28,687 days. That’s how long the average US citizen will live, around 78.5 years. Given the chaos of our world today, that number can be quite important. There’s a lot of inspirational things you can do with that, but we’ll be more practical today.
Given an even distribution, that means that 1 out of every 28,687 people will die today, or roughly 11,000 in the United States, from various causes.
That means if I called 1,000,000 random people today, 35 of them would likely be dead tomorrow. Is that because of my call? Not likely.
That also means that if 1,000,000 people were vaccinated today, 35 of them would likely be dead tomorrow. Is that because of the vaccine? It sure doesn’t seem that way.
Scaling that up, if I called 342M people today, 11,921 of them would die tomorrow.
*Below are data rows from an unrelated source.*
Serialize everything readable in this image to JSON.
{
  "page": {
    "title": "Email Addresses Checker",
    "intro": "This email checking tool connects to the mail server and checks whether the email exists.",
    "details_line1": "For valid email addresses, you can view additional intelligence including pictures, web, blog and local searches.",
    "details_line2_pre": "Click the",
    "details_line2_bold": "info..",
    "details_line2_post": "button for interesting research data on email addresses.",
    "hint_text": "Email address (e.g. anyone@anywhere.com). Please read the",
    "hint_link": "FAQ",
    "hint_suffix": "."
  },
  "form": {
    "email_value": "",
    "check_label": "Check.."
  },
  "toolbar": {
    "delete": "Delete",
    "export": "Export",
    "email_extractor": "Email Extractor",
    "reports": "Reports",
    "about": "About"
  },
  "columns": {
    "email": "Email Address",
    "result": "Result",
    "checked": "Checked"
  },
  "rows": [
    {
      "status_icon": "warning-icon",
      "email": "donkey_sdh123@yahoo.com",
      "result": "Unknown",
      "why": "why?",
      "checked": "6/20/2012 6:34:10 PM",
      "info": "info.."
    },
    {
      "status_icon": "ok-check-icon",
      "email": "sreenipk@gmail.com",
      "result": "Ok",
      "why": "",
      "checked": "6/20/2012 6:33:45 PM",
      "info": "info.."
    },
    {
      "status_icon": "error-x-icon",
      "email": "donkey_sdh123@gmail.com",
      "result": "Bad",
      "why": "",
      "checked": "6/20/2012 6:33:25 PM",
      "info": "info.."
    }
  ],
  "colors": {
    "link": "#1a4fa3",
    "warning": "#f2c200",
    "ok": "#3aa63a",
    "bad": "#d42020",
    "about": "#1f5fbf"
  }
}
Or how about the 342M doses of the vaccine that have been administered in the United States? We’d expect that 11,921 people would have died the day after taking it. You can finesse the math with typical age ranges and health of those getting the vaccine, but at a large enough scale those types of things tend to average out. If 11,921 people died the day after taking the COVID vaccine, that’s exactly what it should be if the vaccine was 100% safe.
Tracking adverse vaccine events in a system like VAERS is hugely important to make sure things are safe, and it’s helped when awful situations arise like the Johnson & Johnson vaccine causing some blood clots earlier this year. In VAERS they generally count any event within seven days of a vaccination, so I’d expect we’d have seen somewhere around 83,447 reported deaths “from” the COVID vaccine in there so far.
When you see someone get worked up and claim that “VAERS shows that 6,207 people have died after taking the vaccine“, you can rest well knowing that, if anything, that number is lower than even the best case could predict.